EDEN PRAIRIE, Minn. –
Boone said “What went wrong?” is a question he simply can’t escape.
“I’ll dwell on it until April,” Boone told Twin Cities media members on Monday. “There will be teams in the playoffs that we beat, and there are teams that we could have beat and should have beat, but ‘coulda, woulda, shoulda’ gets you nothing in this league.”
Boone, who signed as a free agent with the Vikings last spring, said he continues to mentally review game film over and over, looking for the smallest things he could have done differently.
“There’s things I want to take back, things I wish I could do better,” Boone said. “It was a good year but not good enough. I think everybody wants to have something back.”
It’s the narrow losses that gnaw at him the most.
One play that specifically plagues Boone is a block at Washington on Nov. 13, a game the Vikings ended up losing by six points after being held scoreless in the second half. At one point, quarterback
“I blocked the linebacker, but I saw the corner traveling with [Thielen], and I just think that maybe if I would have dove and got in his way, Thielen would have scored for sure,” Boone recalled. “Things like that. It’s a cruel, cruel business, but it will just sit there forever.
“[Hall of Fame defensive end] Howie Long told me a long time ago, ‘This is a brief existence, but it’s a tortured existence,’ ” Boone added. “It will just keep you up all night thinking, ‘What if I would have done this?’ … The tiniest things will drive you nuts.”
Boone isn’t the only one in Minnesota’s locker room perpetually pressing “replay.”
Robison realizes that even one more win along the way could have improved their final 8-8 record and possibly made the difference between playoffs or no playoffs.
“We went over the scenarios in our head,” Robison said, who noted both narrow losses to the division-rival Lions in addition to the Washington matchup.

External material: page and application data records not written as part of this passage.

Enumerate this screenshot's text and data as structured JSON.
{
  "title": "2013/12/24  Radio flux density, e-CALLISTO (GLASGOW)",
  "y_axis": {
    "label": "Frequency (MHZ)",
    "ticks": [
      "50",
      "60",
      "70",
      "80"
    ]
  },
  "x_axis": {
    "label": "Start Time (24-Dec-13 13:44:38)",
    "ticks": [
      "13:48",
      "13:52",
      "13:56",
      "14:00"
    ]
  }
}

Like Boone wishes he could take back the missed block, Minnesota’s defense would love to redo the final 23 seconds of regulation time against Detroit on Nov. 6 in which they allowed the Lions to drive down the field to kick a game-tying field goal and send the contest into overtime.
“There’s a couple games where we really didn’t play how we should have played,” Smith said. “We didn’t do the things [we’re known for]. We didn’t create turnovers, we didn’t play our ‘everybody do your job’ type of defense, and that created the bad plays, giving up big plays.”
Smith has analyzed his performance during the midseason slump and said it’s possible that players actually tried too hard.
“You’re trying to do everything so right that you stop playing normal football – you get too anxious or something like that,” Smith said. “That’s something that, personally, I fall into. You kind of have to monitor yourself and calm down and play how you’re coached.”
A decline in Vikings performance could be credited to a number of things, including a vicious injury bug that attacked Minnesota throughout the season.
While the offensive line was arguably hit the hardest, fielding eight different starting combinations throughout the year, Boone said it’s not an excuse.
“If you’re out there, you’re expected to play 100 percent and get the job done,” Boone said. “[But] I’m proud of the effort everybody gave. Nobody ever slacked out there. They gave it all they had, and that’s something to be proud of.”
Boone has regrets about the 2016 season, but donning purple isn’t one of them.
“This is my team,” he said. “I wouldn’t ever second-guess my decision to come here.”
Added Boone: “You look back and you think, ‘[Gosh], we had so much talent, and we had so much going into this season.”
The Vikings have entered the offseason, but their inner critics haven’t. According to Boone, there’s only one appropriate response:
“Learn from it, get better and come back ready to roll.”